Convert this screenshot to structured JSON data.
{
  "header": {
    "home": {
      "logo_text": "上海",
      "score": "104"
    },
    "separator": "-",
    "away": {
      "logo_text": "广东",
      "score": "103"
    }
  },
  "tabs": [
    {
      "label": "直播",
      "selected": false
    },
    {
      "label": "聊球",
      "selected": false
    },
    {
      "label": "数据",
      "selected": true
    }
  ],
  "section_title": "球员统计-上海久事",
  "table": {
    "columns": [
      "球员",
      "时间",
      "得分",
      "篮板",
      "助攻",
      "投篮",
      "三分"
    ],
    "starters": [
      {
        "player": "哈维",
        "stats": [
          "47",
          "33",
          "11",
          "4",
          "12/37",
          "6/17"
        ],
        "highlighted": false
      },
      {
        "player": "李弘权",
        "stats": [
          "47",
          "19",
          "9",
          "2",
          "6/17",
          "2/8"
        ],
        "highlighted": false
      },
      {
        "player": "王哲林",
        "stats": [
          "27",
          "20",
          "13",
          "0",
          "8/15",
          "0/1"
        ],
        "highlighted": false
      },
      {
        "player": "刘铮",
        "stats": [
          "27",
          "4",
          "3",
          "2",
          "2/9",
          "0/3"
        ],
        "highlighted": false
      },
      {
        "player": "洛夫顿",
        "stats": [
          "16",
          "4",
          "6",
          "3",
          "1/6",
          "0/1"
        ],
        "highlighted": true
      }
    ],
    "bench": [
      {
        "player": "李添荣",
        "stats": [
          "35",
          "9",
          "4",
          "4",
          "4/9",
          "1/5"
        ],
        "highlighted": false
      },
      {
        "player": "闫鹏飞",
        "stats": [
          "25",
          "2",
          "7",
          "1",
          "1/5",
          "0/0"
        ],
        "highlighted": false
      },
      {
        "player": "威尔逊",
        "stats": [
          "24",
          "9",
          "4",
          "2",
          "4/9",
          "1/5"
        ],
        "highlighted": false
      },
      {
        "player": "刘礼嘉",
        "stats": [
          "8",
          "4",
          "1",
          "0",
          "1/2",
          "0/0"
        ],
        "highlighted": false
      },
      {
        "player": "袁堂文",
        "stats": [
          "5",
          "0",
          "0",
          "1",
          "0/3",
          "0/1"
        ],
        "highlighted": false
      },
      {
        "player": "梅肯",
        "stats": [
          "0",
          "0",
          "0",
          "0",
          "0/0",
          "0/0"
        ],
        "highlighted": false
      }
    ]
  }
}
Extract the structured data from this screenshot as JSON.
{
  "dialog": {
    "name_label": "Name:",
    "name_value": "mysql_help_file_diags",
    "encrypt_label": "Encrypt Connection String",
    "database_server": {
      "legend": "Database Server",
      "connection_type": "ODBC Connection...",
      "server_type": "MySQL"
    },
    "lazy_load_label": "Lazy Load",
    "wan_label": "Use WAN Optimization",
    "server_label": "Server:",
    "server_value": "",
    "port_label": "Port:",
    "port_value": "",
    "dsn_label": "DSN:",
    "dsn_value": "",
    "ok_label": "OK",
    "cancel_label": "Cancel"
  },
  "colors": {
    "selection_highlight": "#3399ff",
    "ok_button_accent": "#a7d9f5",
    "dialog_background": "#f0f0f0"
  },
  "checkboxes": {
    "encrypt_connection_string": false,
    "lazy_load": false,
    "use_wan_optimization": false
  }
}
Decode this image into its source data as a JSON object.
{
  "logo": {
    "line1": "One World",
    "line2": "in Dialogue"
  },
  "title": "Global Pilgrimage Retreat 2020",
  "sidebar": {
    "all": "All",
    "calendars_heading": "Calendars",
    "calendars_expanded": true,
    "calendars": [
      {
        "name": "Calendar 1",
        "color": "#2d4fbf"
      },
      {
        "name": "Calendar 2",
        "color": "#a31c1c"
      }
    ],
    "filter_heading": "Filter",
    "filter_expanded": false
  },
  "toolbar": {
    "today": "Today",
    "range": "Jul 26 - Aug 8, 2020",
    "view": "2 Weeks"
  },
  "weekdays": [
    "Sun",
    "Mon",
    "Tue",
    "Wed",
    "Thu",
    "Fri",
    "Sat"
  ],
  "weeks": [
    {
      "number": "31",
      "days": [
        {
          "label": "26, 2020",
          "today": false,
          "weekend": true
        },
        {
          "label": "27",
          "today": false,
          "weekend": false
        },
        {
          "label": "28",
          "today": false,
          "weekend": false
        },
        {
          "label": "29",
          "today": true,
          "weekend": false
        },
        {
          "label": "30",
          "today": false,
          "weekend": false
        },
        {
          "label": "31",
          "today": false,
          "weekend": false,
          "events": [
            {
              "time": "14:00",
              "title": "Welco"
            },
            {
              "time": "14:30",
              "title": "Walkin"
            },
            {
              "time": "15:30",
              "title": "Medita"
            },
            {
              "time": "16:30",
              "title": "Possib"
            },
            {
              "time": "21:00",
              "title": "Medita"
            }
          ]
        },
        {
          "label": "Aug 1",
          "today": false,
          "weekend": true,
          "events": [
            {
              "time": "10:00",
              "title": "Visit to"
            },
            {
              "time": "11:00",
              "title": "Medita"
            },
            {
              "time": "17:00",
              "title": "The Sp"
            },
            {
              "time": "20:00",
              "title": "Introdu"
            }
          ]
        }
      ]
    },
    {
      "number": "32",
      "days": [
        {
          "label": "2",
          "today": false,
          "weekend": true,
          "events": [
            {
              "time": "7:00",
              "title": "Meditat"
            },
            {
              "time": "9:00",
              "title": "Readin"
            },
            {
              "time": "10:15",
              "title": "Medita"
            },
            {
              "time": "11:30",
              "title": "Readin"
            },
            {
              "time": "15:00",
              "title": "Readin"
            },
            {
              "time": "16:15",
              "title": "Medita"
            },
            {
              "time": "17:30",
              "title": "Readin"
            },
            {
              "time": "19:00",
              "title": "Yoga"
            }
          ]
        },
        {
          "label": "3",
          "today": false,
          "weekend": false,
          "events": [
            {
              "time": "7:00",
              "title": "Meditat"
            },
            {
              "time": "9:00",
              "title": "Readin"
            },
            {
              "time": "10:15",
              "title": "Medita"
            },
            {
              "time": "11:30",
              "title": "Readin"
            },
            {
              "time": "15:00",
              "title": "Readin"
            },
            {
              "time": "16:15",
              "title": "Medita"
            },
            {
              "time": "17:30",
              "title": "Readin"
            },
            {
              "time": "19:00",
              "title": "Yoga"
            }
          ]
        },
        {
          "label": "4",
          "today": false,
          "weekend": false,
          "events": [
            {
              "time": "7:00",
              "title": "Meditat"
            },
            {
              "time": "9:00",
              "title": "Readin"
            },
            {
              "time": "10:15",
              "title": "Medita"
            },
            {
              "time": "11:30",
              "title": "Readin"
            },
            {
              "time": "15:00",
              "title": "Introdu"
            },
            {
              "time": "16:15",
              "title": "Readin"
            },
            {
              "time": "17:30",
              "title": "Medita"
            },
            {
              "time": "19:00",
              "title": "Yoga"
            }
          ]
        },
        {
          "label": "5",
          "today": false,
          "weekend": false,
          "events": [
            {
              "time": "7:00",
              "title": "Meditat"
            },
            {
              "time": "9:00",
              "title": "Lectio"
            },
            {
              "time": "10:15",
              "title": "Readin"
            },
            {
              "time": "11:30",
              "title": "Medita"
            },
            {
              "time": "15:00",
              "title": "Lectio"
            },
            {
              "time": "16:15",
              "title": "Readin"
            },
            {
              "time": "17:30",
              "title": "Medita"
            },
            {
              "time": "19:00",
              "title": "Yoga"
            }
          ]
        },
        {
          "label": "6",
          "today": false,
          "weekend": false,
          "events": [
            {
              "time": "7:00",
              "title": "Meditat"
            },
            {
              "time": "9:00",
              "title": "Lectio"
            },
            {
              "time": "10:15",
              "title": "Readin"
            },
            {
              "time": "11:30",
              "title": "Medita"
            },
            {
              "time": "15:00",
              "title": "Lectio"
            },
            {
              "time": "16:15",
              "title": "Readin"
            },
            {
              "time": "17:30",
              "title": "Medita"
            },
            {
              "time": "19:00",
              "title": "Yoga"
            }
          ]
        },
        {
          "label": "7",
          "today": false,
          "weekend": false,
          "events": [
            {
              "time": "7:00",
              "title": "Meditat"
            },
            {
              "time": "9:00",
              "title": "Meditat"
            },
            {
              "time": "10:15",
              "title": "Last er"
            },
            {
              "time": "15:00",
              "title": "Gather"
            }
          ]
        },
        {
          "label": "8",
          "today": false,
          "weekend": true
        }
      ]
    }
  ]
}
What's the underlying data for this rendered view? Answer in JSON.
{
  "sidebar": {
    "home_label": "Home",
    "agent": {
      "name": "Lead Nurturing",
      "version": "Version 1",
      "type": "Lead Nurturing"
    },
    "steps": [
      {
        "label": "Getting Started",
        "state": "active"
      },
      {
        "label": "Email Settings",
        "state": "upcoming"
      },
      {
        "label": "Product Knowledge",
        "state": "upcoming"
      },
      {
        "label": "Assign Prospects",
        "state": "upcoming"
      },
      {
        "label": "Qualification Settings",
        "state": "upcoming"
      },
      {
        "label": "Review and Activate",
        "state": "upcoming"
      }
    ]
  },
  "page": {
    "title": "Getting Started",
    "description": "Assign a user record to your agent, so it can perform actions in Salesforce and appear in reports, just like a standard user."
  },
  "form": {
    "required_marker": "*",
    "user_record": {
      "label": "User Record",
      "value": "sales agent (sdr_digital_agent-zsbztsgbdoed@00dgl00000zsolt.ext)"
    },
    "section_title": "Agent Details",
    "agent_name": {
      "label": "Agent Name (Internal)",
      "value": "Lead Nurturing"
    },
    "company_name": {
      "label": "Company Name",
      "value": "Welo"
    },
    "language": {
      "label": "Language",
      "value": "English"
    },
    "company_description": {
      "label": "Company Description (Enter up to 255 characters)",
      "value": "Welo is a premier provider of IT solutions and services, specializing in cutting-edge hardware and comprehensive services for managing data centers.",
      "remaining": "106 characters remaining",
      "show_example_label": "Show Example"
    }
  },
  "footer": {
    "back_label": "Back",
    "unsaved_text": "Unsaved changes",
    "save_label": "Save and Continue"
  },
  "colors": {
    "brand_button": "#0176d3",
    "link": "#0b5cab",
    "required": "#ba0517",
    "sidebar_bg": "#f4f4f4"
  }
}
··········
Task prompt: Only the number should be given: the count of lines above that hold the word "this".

Solution to the problem: 4